> [What you need to do] Every record must be copied exactly. Leave nothing out.

[Saved data entries]
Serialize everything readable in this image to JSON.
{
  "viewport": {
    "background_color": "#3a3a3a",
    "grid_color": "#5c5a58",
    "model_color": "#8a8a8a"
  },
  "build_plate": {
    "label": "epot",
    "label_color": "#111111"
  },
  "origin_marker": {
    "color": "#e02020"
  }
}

> [Solved exercise]
Serialize everything readable in this image to JSON.
{
  "viewport": {
    "background_color": "#3a3a3a",
    "grid_color": "#5c5a58",
    "model_color": "#8a8a8a"
  },
  "build_plate": {
    "label": "epot",
    "label_color": "#111111"
  },
  "origin_marker": {
    "color": "#e02020"
  }
}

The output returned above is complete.